While Irving believes the original tower sign, erected to be easily visible by drivers along I-89, should be grandfathered for use in the new complex, the issue became thorny as Dolder tussled with the board over whether the sign had been “abandoned” by Irving.

Before Dolder could even launch into the merits of her argument why a variance should be granted to the “pre-existing free-standing sign,” board member William Koppenheffer immediately signaled his skepticism over what he was about hear.

“I assume you’ve read our sign ordinance?” Koppenheffer said. “Our sign ordinance is pretty clear. A sign communicates a message. That’s in the definition in the zoning ordinance … that structure has not communicated a message since Irving left the property.”

Koppenheffer then pounced on the word “abandoned,” which the Irving engineer on the project had used a few minutes earlier when describing how the site “had to be abandoned” by Irving when the NH Department of Transportation took a portion of the property’s frontage to widen the road.

“I don’t consider it a sign but even if I did it hasn’t been used,” Koppenheffer said, citing the ordinance, which says if a sign use “has ceased, become vacant or been unoccupied for a period of 180 consecutive days or more” then “remove of the sign is required.”

“The business has ceased, the property was vacant and it certainly has been unoccupied for a period in excess of 180 days, unless you have evidence of the contrary,” Koppenheffer said.

Dolder, however, rejoined by noting that the city’s sign ordinance includes the language “intent to abandon” or “intent to discontinue use.”

“Irving always expressed that intent to continue using that sign,” she said, noting that Irving has submitted other site plans over the years with city staff showing as much.

She said Irving removed the sign face only because it did “not want consumers to be misled, to be brought to the site” in the expectation there was a gas station off the interstate exit.

But board member Jeremy Katz also said he “had some of the same thoughts” as the board chairman because he, too, had heard the word “abandoned” used by the project engineer a few minutes earlier.

“It does seems to me kind of odd that a use can be abandoned but somehow the sign can just continue to be reserved for some future time,” Katz said, adding he nonetheless is “open to being convinced” of Irving’s argument.

Dolder responded, “I’d like to clarify; whoever mentioned ‘abandoned,’ that was a misstatement.”

Dolder noted the Sunoco gas station directly opposite the Irving site on Route 12A has a “very similar sign.”

“It’s clear that simply allowing (the Irving sign) to remain at this point in time will not alter the essential characteristics of the neighborhood,” she said. “It’s already there.”

Because the high-rise sign is too high to affix daily gas price changes to, Irving wants to install a second free-standing sign at the plaza entrance, which Dolder said is the most feasible location.
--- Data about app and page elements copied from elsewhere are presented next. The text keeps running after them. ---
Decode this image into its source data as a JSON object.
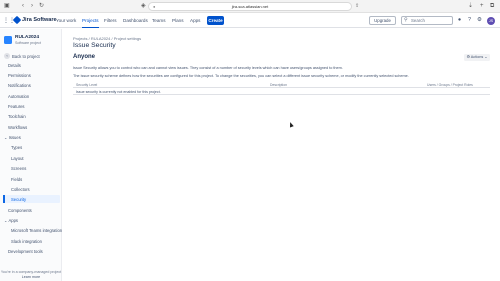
{
  "browser": {
    "url": "jira-sca.atlassian.net",
    "back_icon": "back-arrow-icon",
    "forward_icon": "forward-arrow-icon",
    "reload_icon": "reload-icon",
    "sidebar_toggle_icon": "sidebar-toggle-icon"
  },
  "topnav": {
    "app_name": "Jira Software",
    "items": [
      "Your work",
      "Projects",
      "Filters",
      "Dashboards",
      "Teams",
      "Plans",
      "Apps"
    ],
    "active_item": "Projects",
    "create_label": "Create",
    "upgrade_label": "Upgrade",
    "search_placeholder": "Search",
    "avatar_initials": "JS"
  },
  "sidebar": {
    "project_name": "RULA2024",
    "project_type": "Software project",
    "back_label": "Back to project",
    "items": [
      {
        "label": "Details",
        "kind": "item"
      },
      {
        "label": "Permissions",
        "kind": "item"
      },
      {
        "label": "Notifications",
        "kind": "item"
      },
      {
        "label": "Automation",
        "kind": "item"
      },
      {
        "label": "Features",
        "kind": "item"
      },
      {
        "label": "Toolchain",
        "kind": "item"
      },
      {
        "label": "Workflows",
        "kind": "item"
      },
      {
        "label": "Issues",
        "kind": "group"
      },
      {
        "label": "Types",
        "kind": "sub"
      },
      {
        "label": "Layout",
        "kind": "sub"
      },
      {
        "label": "Screens",
        "kind": "sub"
      },
      {
        "label": "Fields",
        "kind": "sub"
      },
      {
        "label": "Collectors",
        "kind": "sub"
      },
      {
        "label": "Security",
        "kind": "sub",
        "active": true
      },
      {
        "label": "Components",
        "kind": "item"
      },
      {
        "label": "Apps",
        "kind": "group"
      },
      {
        "label": "Microsoft Teams integration",
        "kind": "sub"
      },
      {
        "label": "Slack integration",
        "kind": "sub"
      },
      {
        "label": "Development tools",
        "kind": "item"
      }
    ],
    "footer_text": "You're in a company-managed project",
    "footer_link": "Learn more"
  },
  "main": {
    "breadcrumbs": [
      "Projects",
      "RULA2024",
      "Project settings"
    ],
    "title": "Issue Security",
    "scheme_name": "Anyone",
    "actions_label": "Actions",
    "description_1": "Issue Security allows you to control who can and cannot view issues. They consist of a number of security levels which can have users/groups assigned to them.",
    "description_2": "The issue security scheme defines how the securities are configured for this project. To change the securities, you can select a different issue security scheme, or modify the currently selected scheme.",
    "table": {
      "headers": [
        "Security Level",
        "Description",
        "Users / Groups / Project Roles"
      ],
      "empty_message": "Issue security is currently not enabled for this project."
    }
  }
}
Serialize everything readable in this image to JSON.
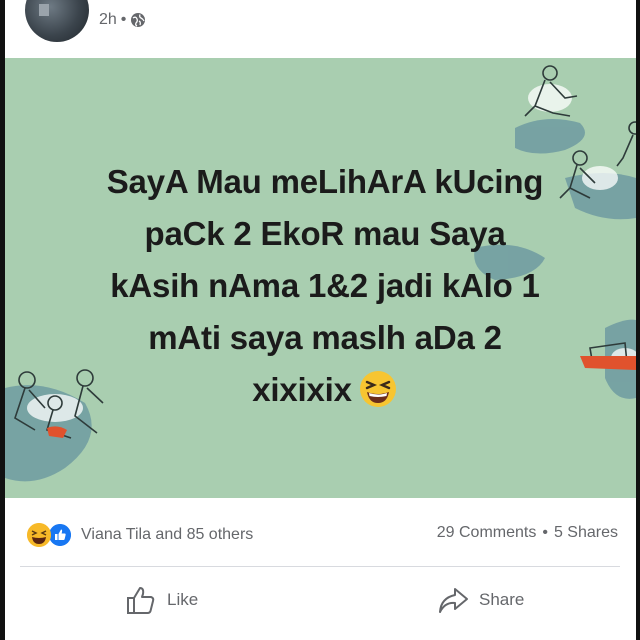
{
  "post": {
    "time": "2h",
    "separator": "•",
    "privacy_icon": "globe-icon"
  },
  "image_text": {
    "line1": "SayA Mau meLihArA kUcing",
    "line2": "paCk 2 EkoR mau Saya",
    "line3": "kAsih nAma 1&2 jadi kAlo 1",
    "line4": "mAti saya maslh aDa 2",
    "line5": "xixixix",
    "emoji": "grinning-squinting-face"
  },
  "stats": {
    "reactors": "Viana Tila and 85 others",
    "comments": "29 Comments",
    "separator": "•",
    "shares": "5 Shares"
  },
  "actions": {
    "like_label": "Like",
    "share_label": "Share"
  },
  "colors": {
    "image_background": "#a9ceb0",
    "like_blue": "#1877f2",
    "haha_yellow": "#f7b928",
    "meta_grey": "#65676b"
  }
}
At that point board members began tossing around their own ideas for posting gas prices without erecting another sign.

What about an electronic price changing sign attached to the high-rise sign?

City ordinances do not allow for electronic price-changing signs, Dolder pointed out.

What about placing the price-changing signs lower on the legs of high-rise sign that can be accessed by ladder and changed by hand?

The canopy above the case pumps would obstruct the “visuals,” explained Nicole Duquette, the project’s engineer.

Why not a ground-level “sandwich board” sign that once were common at gas stations?

“I’d have to look up the regulations,” offered Jennifer Daigle, project manager with Irving Oil.

“But we do want something that’s easily visible to the passing public and a sandwich board is very low to the ground, it might not be easily visible,” she said, “And in the winter they get covered with snow or become hazardous for the employees to be going out the snow bank to change it.”

After an hour Koppenheffer called for a break in the meeting and when the participants regathered a few minutes later he noted that, with other items on the evening’s agenda and variance requests requiring further review by the board, he called for a vote to continue the meeting to Thursday, June 16.

Dolder said that was fine and they would look at other possible options and be back

Contact John Lippman at